About this exercise — Print each record below word for word.

*****

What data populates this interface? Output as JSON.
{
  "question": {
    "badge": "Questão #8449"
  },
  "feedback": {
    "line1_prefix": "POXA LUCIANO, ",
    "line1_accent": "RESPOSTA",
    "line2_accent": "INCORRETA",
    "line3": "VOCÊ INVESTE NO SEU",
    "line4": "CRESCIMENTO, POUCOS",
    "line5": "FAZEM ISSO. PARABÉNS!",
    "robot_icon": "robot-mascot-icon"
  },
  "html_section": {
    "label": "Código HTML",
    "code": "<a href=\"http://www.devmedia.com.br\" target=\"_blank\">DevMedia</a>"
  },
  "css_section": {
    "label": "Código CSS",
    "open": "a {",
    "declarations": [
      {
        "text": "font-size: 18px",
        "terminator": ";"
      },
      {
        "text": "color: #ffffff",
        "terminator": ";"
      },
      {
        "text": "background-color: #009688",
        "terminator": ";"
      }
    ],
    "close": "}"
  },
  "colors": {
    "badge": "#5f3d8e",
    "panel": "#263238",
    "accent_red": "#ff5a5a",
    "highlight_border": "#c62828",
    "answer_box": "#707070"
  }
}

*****

Task output —
What data populates this interface? Output as JSON.
{
  "question": {
    "badge": "Questão #8449"
  },
  "feedback": {
    "line1_prefix": "POXA LUCIANO, ",
    "line1_accent": "RESPOSTA",
    "line2_accent": "INCORRETA",
    "line3": "VOCÊ INVESTE NO SEU",
    "line4": "CRESCIMENTO, POUCOS",
    "line5": "FAZEM ISSO. PARABÉNS!",
    "robot_icon": "robot-mascot-icon"
  },
  "html_section": {
    "label": "Código HTML",
    "code": "<a href=\"http://www.devmedia.com.br\" target=\"_blank\">DevMedia</a>"
  },
  "css_section": {
    "label": "Código CSS",
    "open": "a {",
    "declarations": [
      {
        "text": "font-size: 18px",
        "terminator": ";"
      },
      {
        "text": "color: #ffffff",
        "terminator": ";"
      },
      {
        "text": "background-color: #009688",
        "terminator": ";"
      }
    ],
    "close": "}"
  },
  "colors": {
    "badge": "#5f3d8e",
    "panel": "#263238",
    "accent_red": "#ff5a5a",
    "highlight_border": "#c62828",
    "answer_box": "#707070"
  }
}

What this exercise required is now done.